I’ve been teaching creative writing for several years in workshops, seminars and one-on-one writing labs. One of the Big Things that people worry about is that their writing feel classic, original and brilliant. That’s great, but coming to writing with this is mind is most likely going to make the words just freeze-up completely.
If you try for perfection, chances are good that you’ll end up with a completely blank page.
So what I do with my students is listen to what they fear they’re doing wrong. I listen carefully and then I give them a 15-minute writing challenge designed to help them overcome their biggest fear.
One of the biggest fears is about originality, or the fear that their writing style isn’t original enough. One of the exercises I sometimes use is the Cliché Writing Hour.
Cliché can be good.
The exercise is a challenge: writing a short story or perhaps a scene (a moment in a story) using as many cliches as possible. Sometimes people hear this, freak out completely and can’t think of any clichés.
There’s a great online resource for clichés at West Egg HERE.
Rules of the challenge.
The challenge should feel like a challenge, so it must be written by hand (if possible) and within 15 minutes. What people discover in doing this is that in trying to be cliché, they accidentally write something that’s quite creative. You have to be if you are limited in how you can write, and in this exercise, you have three limitations:
- No typing.
- Not more than 15 minutes.
- Nothing but cliches.
The challenge of needing to write inside such limited parameters pushes people outside their normal thinking pattern, and it liberates them from what they expect from the writing process.
A favorite cliché of mine.
The apple of my eye.
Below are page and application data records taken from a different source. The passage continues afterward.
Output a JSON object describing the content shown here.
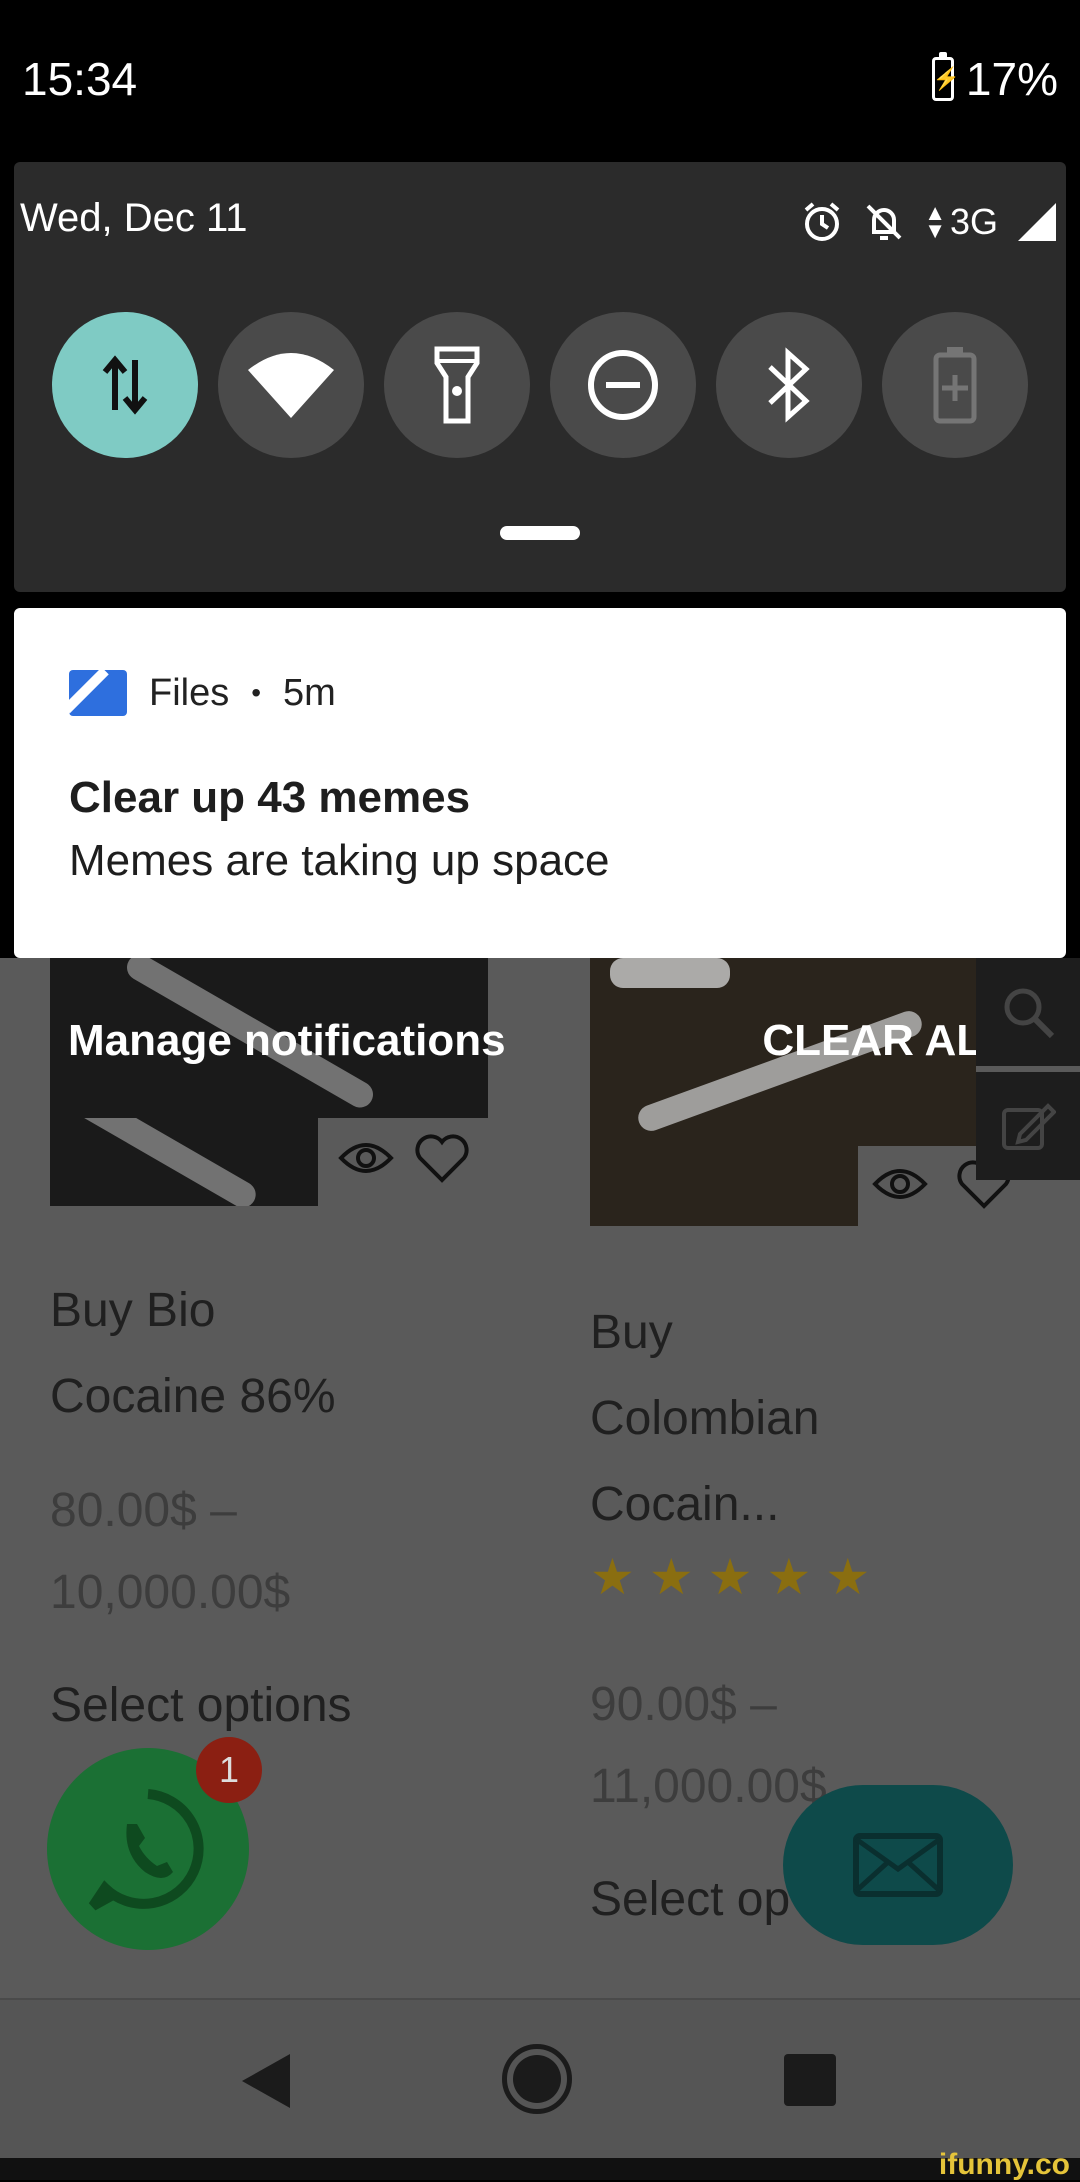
{
  "status_bar": {
    "time": "15:34",
    "battery": "17%"
  },
  "shade": {
    "date": "Wed, Dec 11",
    "network": "3G",
    "tiles": [
      {
        "name": "mobile-data",
        "icon": "data-arrows-icon",
        "active": true
      },
      {
        "name": "wifi",
        "icon": "wifi-icon",
        "active": false
      },
      {
        "name": "flashlight",
        "icon": "flashlight-icon",
        "active": false
      },
      {
        "name": "do-not-disturb",
        "icon": "do-not-disturb-icon",
        "active": false
      },
      {
        "name": "bluetooth",
        "icon": "bluetooth-icon",
        "active": false
      },
      {
        "name": "battery-saver",
        "icon": "battery-saver-icon",
        "active": false
      }
    ]
  },
  "notification": {
    "app": "Files",
    "time": "5m",
    "title": "Clear up 43 memes",
    "text": "Memes are taking up space"
  },
  "actions": {
    "manage": "Manage notifications",
    "clear_all": "CLEAR ALL"
  },
  "products": [
    {
      "line1": "Buy Bio",
      "line2": "Cocaine 86%",
      "price1": "80.00$ –",
      "price2": "10,000.00$",
      "button": "Select options"
    },
    {
      "line1": "Buy",
      "line2": "Colombian",
      "line3": "Cocain...",
      "rating": 5,
      "price1": "90.00$ –",
      "price2": "11,000.00$",
      "button": "Select op"
    }
  ],
  "whatsapp": {
    "badge": "1"
  },
  "watermark": "ifunny.co",
  "colors": {
    "accent_tile": "#7fcbc4",
    "files_blue": "#2e6fde",
    "whatsapp_green": "#1b7034",
    "star": "#8a6e10"
  }
}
I love this. You’re the apple of my eye.
How does this make sense? I actually researched the etymology here and could find nothing, but I do have a theory about it. I think it is a sort of folk etymology, like sparrow grass from asparagus.
There is in no historical account of there even being any part of the eye (human or otherwise) being considered an apple or apple-like. Nothing.
In Germany, there’s the traditional idea that the best part of the egg is the egg yolk, so if you say to someone, “Du bist der Apfel aus mein Ei,” that literally means you’re the yolk of my egg – which really means you’re the tops, or you’re really special to me.
But the word Apfel in German has two meanings. It can mean apple or it can mean egg yolk.
So I’m guessing here that, “You’re the apple of my eye” is a phonetic translation – ultimately a folk etymology – of what the words sound like: apple and eye (which Ei, meaning egg, sounds like exactly).
What do you think? Am I right about this? Write below and let me know what your thoughts are about apples and eggs and eyes, or if you’ve tried the Cliché Writing Hour – and if you have a favorite cliché, share that too!